Say what? A women's weepy from the megaselling author of the hard-boiled Alex Cross mysteries? Yes, and it's not the stretch some might imagine. Patterson has demonstrated his flair for female POV and characters in the stand-alone When the Wind Blows and in his current bestseller, 1st to Die and Cross himself has his gooey side. So how good is the novel? Good enough to lightly pluck the heartstrings and to impress with its craft and its calculation. As usual, Patterson mixes first- and third-person narration. Katie Wilkinson is a Manhattan book editor who's been inexplicably left by her lover and star author, a Martha's Vineyard poet named Matt. After he splits, Matt mails Katie the diary kept by his wife, Suzanne, for their young son. Katie reads it (the novel's extensive first-person passages) and reacts to it (briefer third-person interludes). The diary details how physician Suzanne, recovering from a heart attack at age 35, forsakes the rat race, moves to Martha's Vineyard and finds bliss with Matt, a housepainter who reads Moby-Dick and writes strong poems, and with their newborn son, Nicholas. The novel sloshes with sentiment (some of it quite icky) and simple spiritual truths, while acknowledging the reality of pain and loss: rose bushes galore, with thorns. Patterson sustains suspense through clever plotting and by Katie's wondering about the fate of Suzanne and Nicholas; what's finally revealed pushes her, and the novel, to a bittersweet conclusion. Patterson is one smart author (here, he dazzles with his use of refrains, stories-within-stories and romance novel tropes); this jump into another genre won't hurt his reputation as a master of popular lit.

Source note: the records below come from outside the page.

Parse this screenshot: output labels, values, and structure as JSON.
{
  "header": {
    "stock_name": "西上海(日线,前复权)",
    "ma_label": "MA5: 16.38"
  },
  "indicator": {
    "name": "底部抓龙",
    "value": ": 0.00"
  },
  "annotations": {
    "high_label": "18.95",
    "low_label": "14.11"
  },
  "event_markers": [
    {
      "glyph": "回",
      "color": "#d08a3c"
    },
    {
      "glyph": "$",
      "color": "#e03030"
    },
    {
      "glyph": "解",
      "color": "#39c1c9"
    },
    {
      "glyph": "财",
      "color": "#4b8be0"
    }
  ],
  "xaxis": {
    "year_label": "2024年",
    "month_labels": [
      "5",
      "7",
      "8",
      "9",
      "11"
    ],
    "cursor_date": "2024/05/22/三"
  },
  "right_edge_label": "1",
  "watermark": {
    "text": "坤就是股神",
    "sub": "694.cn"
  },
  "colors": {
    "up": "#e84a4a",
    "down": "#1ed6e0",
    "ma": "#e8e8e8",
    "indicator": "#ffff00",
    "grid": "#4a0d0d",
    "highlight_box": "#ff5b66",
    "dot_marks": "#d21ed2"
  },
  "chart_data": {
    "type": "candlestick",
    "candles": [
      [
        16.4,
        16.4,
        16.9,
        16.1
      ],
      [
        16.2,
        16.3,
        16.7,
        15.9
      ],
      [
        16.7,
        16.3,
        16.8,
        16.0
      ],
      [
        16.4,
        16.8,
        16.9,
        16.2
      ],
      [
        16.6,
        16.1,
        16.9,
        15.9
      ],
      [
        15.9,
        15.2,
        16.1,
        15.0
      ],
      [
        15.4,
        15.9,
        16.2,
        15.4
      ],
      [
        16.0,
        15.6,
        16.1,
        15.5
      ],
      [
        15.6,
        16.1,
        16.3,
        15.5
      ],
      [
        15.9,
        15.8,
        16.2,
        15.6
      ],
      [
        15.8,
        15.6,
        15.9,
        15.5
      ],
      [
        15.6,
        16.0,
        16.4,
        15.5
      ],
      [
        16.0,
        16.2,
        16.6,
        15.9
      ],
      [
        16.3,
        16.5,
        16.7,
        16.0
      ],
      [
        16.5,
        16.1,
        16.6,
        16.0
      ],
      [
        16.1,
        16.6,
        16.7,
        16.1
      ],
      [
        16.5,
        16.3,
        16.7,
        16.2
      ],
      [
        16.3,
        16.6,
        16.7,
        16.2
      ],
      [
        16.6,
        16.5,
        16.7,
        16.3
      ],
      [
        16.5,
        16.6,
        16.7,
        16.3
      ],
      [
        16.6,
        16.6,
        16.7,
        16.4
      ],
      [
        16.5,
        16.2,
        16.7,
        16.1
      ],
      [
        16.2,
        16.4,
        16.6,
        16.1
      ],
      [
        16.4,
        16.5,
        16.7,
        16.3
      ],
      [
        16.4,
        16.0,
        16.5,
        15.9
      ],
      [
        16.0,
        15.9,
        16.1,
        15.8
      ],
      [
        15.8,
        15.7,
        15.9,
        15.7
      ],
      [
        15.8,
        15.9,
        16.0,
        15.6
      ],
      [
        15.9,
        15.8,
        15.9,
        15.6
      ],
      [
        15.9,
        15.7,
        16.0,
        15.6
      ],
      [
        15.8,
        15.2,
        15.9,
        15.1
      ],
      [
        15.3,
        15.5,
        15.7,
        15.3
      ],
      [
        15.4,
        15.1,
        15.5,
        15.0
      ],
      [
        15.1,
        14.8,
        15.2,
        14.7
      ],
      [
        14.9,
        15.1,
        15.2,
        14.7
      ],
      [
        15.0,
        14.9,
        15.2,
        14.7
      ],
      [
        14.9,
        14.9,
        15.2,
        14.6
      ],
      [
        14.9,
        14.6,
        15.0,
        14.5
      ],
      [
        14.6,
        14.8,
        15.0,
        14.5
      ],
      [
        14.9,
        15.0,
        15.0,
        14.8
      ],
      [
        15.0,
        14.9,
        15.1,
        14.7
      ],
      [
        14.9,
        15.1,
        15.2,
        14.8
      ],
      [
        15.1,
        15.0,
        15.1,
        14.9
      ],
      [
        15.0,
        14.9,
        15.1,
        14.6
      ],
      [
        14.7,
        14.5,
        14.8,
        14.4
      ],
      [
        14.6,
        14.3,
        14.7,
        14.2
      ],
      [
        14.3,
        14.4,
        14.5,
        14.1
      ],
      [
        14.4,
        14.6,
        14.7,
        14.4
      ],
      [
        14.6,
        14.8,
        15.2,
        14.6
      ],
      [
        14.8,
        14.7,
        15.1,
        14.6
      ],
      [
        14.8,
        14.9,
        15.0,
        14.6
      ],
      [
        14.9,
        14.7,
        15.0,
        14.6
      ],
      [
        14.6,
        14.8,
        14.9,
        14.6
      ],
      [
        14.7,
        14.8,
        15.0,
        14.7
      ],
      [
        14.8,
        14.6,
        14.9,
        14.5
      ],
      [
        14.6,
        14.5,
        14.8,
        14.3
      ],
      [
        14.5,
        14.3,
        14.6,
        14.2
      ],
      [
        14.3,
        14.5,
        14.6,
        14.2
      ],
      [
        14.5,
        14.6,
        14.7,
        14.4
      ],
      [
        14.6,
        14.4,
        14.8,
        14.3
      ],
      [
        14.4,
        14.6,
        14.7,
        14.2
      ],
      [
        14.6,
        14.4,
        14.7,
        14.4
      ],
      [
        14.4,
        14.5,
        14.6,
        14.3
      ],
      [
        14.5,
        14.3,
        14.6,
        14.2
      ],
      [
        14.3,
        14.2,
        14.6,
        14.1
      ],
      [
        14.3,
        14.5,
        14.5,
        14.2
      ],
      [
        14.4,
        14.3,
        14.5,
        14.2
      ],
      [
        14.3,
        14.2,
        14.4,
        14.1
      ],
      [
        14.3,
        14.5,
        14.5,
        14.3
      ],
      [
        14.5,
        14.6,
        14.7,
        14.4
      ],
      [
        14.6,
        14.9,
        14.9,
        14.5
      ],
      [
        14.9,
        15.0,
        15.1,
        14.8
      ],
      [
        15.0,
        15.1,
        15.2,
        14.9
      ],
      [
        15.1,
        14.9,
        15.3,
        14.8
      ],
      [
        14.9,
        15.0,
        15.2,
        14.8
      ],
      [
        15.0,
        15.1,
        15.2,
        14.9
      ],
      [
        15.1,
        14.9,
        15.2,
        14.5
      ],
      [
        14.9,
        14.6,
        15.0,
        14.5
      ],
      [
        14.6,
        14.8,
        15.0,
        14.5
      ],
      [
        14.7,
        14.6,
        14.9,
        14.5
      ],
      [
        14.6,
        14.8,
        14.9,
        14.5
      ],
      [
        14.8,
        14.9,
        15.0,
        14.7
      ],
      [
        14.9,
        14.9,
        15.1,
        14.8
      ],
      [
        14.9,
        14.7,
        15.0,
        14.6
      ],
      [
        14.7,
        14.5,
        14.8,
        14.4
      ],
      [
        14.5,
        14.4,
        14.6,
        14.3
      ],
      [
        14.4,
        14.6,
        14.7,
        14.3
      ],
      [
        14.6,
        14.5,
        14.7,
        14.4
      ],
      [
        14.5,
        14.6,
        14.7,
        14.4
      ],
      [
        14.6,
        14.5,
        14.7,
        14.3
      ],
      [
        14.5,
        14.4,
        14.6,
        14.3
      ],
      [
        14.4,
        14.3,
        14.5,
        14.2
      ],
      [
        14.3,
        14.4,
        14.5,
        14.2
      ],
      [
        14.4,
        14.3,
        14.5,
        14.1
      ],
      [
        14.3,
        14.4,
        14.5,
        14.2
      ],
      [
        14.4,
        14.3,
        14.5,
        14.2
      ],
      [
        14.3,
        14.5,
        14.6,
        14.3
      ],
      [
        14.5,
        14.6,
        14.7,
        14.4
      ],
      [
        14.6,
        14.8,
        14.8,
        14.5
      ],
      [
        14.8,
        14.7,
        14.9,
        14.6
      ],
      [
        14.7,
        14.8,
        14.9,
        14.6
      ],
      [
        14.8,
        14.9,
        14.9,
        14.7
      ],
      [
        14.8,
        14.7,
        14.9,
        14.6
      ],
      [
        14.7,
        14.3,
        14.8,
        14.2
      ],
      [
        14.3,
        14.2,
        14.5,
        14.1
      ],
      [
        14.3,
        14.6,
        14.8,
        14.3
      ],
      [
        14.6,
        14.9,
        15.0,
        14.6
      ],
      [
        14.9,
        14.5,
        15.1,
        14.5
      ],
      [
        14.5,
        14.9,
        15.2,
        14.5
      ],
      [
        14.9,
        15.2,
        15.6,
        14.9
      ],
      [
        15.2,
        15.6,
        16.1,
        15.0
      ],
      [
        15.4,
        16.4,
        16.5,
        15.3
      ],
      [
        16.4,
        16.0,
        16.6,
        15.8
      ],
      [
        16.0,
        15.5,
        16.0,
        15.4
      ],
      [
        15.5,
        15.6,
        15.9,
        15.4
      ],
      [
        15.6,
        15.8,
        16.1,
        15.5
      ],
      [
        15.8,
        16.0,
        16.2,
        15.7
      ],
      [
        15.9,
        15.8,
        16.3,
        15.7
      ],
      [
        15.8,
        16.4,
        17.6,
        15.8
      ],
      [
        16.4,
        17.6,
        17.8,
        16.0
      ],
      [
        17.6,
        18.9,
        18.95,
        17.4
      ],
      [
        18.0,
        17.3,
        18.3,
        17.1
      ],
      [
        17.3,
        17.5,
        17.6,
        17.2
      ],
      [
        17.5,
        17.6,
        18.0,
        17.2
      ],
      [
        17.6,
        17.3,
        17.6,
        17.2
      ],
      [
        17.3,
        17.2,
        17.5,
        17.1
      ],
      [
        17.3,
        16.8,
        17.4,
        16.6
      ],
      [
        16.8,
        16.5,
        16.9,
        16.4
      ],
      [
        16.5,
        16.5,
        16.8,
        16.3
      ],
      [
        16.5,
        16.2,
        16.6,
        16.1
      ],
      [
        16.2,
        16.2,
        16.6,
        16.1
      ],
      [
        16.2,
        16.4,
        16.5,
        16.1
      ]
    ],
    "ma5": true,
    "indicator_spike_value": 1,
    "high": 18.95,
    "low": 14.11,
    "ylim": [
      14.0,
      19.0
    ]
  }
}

What a tearjerker!
I have read so many James Patterson books & have so many more that I want to read. Yet nothing that I’ve read of his many, many books prepared me for his ability to reach right in & tug on each & every heartstring. I simply had to read it in one too short sitting. Mr. Patterson, you’ve surprised me again. And I thank you for it.
I love this book. Put together so well.
Disappointing. Forced myself to read the whole thing - and kind of want my money back. The end seemed like the author had 5 mins to write the ending - felt like he just gave up on the story. And the letters to Nick were super generic - what any mom would write to her son. Nothing special. Big disappointment!